thesisposted on 2010-03-05, 11:24 authored by Erika Corradini
The collection of books assembled for Leofric, bishop of Exeter, during the twenty-two years of his episcopacy has been the subject of sustained scholarly attention, which has just started to uncover the importance that scriptorial materials have in illuminating the life and deeds of the bishop. Due to the lack of a hagiography dedicated to him, Leofric's importance in the eleventh century church has long remained obscure. The following thesis endeavours to shed new light on the activities that underpinned Leofric's episcopacy through an investigation into the books compiled at the bishop's behest. In particular, four homiliaries are here under scrutiny from a perspective that is both physical and textual: these manuscripts contain a selection of texts that Leofric requested specifically for performing his pastoral remit and that, for this reason, represent the bishop's interests. The analysis of some of these texts demonstrates that, when studied in their manuscript context, homilies yield crucial information on the way in which preaching materials were used and on the audiences to whom they were directed in times subsequent to their composition. The way in which Leofric exploited homiletic works dating to the late tenth century was innovative and original in so far as it reflected the administration policies that he adopted for his diocese and the reforms that he activated in restructuring a decaying episcopal see. His pastoral achievements were not only important in the context of the eleventh-century English episcopate but also in a broader, continental perspective and were attained as part of a reforming programme that would later culminate in the Gregorian Reform. Leofric's Lotharingian education triggered the activation of these reforms at Exeter at a time when Lotharingian prelates held prominent positions in the western Christendom.

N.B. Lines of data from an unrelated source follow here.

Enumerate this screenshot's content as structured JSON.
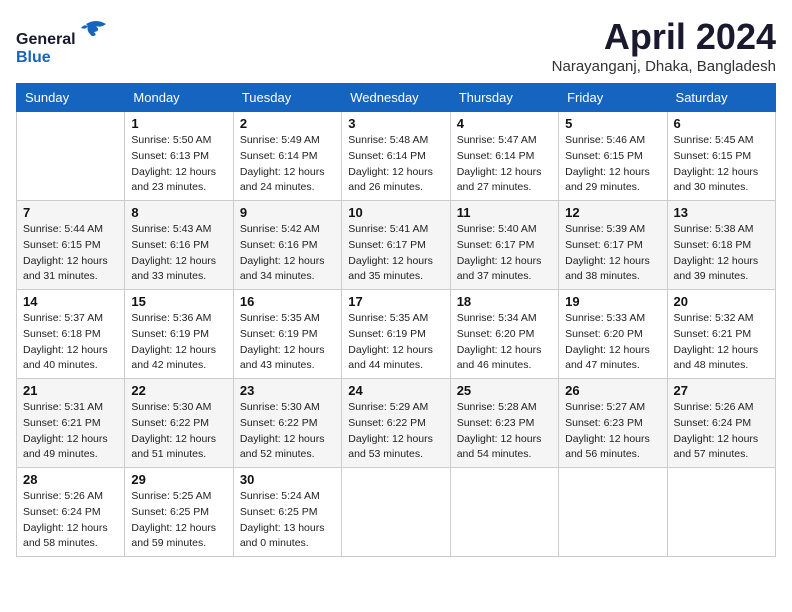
{
  "header": {
    "logo_line1": "General",
    "logo_line2": "Blue",
    "month_year": "April 2024",
    "location": "Narayanganj, Dhaka, Bangladesh"
  },
  "weekdays": [
    "Sunday",
    "Monday",
    "Tuesday",
    "Wednesday",
    "Thursday",
    "Friday",
    "Saturday"
  ],
  "weeks": [
    [
      {
        "day": "",
        "sunrise": "",
        "sunset": "",
        "daylight": ""
      },
      {
        "day": "1",
        "sunrise": "Sunrise: 5:50 AM",
        "sunset": "Sunset: 6:13 PM",
        "daylight": "Daylight: 12 hours and 23 minutes."
      },
      {
        "day": "2",
        "sunrise": "Sunrise: 5:49 AM",
        "sunset": "Sunset: 6:14 PM",
        "daylight": "Daylight: 12 hours and 24 minutes."
      },
      {
        "day": "3",
        "sunrise": "Sunrise: 5:48 AM",
        "sunset": "Sunset: 6:14 PM",
        "daylight": "Daylight: 12 hours and 26 minutes."
      },
      {
        "day": "4",
        "sunrise": "Sunrise: 5:47 AM",
        "sunset": "Sunset: 6:14 PM",
        "daylight": "Daylight: 12 hours and 27 minutes."
      },
      {
        "day": "5",
        "sunrise": "Sunrise: 5:46 AM",
        "sunset": "Sunset: 6:15 PM",
        "daylight": "Daylight: 12 hours and 29 minutes."
      },
      {
        "day": "6",
        "sunrise": "Sunrise: 5:45 AM",
        "sunset": "Sunset: 6:15 PM",
        "daylight": "Daylight: 12 hours and 30 minutes."
      }
    ],
    [
      {
        "day": "7",
        "sunrise": "Sunrise: 5:44 AM",
        "sunset": "Sunset: 6:15 PM",
        "daylight": "Daylight: 12 hours and 31 minutes."
      },
      {
        "day": "8",
        "sunrise": "Sunrise: 5:43 AM",
        "sunset": "Sunset: 6:16 PM",
        "daylight": "Daylight: 12 hours and 33 minutes."
      },
      {
        "day": "9",
        "sunrise": "Sunrise: 5:42 AM",
        "sunset": "Sunset: 6:16 PM",
        "daylight": "Daylight: 12 hours and 34 minutes."
      },
      {
        "day": "10",
        "sunrise": "Sunrise: 5:41 AM",
        "sunset": "Sunset: 6:17 PM",
        "daylight": "Daylight: 12 hours and 35 minutes."
      },
      {
        "day": "11",
        "sunrise": "Sunrise: 5:40 AM",
        "sunset": "Sunset: 6:17 PM",
        "daylight": "Daylight: 12 hours and 37 minutes."
      },
      {
        "day": "12",
        "sunrise": "Sunrise: 5:39 AM",
        "sunset": "Sunset: 6:17 PM",
        "daylight": "Daylight: 12 hours and 38 minutes."
      },
      {
        "day": "13",
        "sunrise": "Sunrise: 5:38 AM",
        "sunset": "Sunset: 6:18 PM",
        "daylight": "Daylight: 12 hours and 39 minutes."
      }
    ],
    [
      {
        "day": "14",
        "sunrise": "Sunrise: 5:37 AM",
        "sunset": "Sunset: 6:18 PM",
        "daylight": "Daylight: 12 hours and 40 minutes."
      },
      {
        "day": "15",
        "sunrise": "Sunrise: 5:36 AM",
        "sunset": "Sunset: 6:19 PM",
        "daylight": "Daylight: 12 hours and 42 minutes."
      },
      {
        "day": "16",
        "sunrise": "Sunrise: 5:35 AM",
        "sunset": "Sunset: 6:19 PM",
        "daylight": "Daylight: 12 hours and 43 minutes."
      },
      {
        "day": "17",
        "sunrise": "Sunrise: 5:35 AM",
        "sunset": "Sunset: 6:19 PM",
        "daylight": "Daylight: 12 hours and 44 minutes."
      },
      {
        "day": "18",
        "sunrise": "Sunrise: 5:34 AM",
        "sunset": "Sunset: 6:20 PM",
        "daylight": "Daylight: 12 hours and 46 minutes."
      },
      {
        "day": "19",
        "sunrise": "Sunrise: 5:33 AM",
        "sunset": "Sunset: 6:20 PM",
        "daylight": "Daylight: 12 hours and 47 minutes."
      },
      {
        "day": "20",
        "sunrise": "Sunrise: 5:32 AM",
        "sunset": "Sunset: 6:21 PM",
        "daylight": "Daylight: 12 hours and 48 minutes."
      }
    ],
    [
      {
        "day": "21",
        "sunrise": "Sunrise: 5:31 AM",
        "sunset": "Sunset: 6:21 PM",
        "daylight": "Daylight: 12 hours and 49 minutes."
      },
      {
        "day": "22",
        "sunrise": "Sunrise: 5:30 AM",
        "sunset": "Sunset: 6:22 PM",
        "daylight": "Daylight: 12 hours and 51 minutes."
      },
      {
        "day": "23",
        "sunrise": "Sunrise: 5:30 AM",
        "sunset": "Sunset: 6:22 PM",
        "daylight": "Daylight: 12 hours and 52 minutes."
      },
      {
        "day": "24",
        "sunrise": "Sunrise: 5:29 AM",
        "sunset": "Sunset: 6:22 PM",
        "daylight": "Daylight: 12 hours and 53 minutes."
      },
      {
        "day": "25",
        "sunrise": "Sunrise: 5:28 AM",
        "sunset": "Sunset: 6:23 PM",
        "daylight": "Daylight: 12 hours and 54 minutes."
      },
      {
        "day": "26",
        "sunrise": "Sunrise: 5:27 AM",
        "sunset": "Sunset: 6:23 PM",
        "daylight": "Daylight: 12 hours and 56 minutes."
      },
      {
        "day": "27",
        "sunrise": "Sunrise: 5:26 AM",
        "sunset": "Sunset: 6:24 PM",
        "daylight": "Daylight: 12 hours and 57 minutes."
      }
    ],
    [
      {
        "day": "28",
        "sunrise": "Sunrise: 5:26 AM",
        "sunset": "Sunset: 6:24 PM",
        "daylight": "Daylight: 12 hours and 58 minutes."
      },
      {
        "day": "29",
        "sunrise": "Sunrise: 5:25 AM",
        "sunset": "Sunset: 6:25 PM",
        "daylight": "Daylight: 12 hours and 59 minutes."
      },
      {
        "day": "30",
        "sunrise": "Sunrise: 5:24 AM",
        "sunset": "Sunset: 6:25 PM",
        "daylight": "Daylight: 13 hours and 0 minutes."
      },
      {
        "day": "",
        "sunrise": "",
        "sunset": "",
        "daylight": ""
      },
      {
        "day": "",
        "sunrise": "",
        "sunset": "",
        "daylight": ""
      },
      {
        "day": "",
        "sunrise": "",
        "sunset": "",
        "daylight": ""
      },
      {
        "day": "",
        "sunrise": "",
        "sunset": "",
        "daylight": ""
      }
    ]
  ]
}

Date of award2008-02-01
Awarding institutionUniversity of Leicester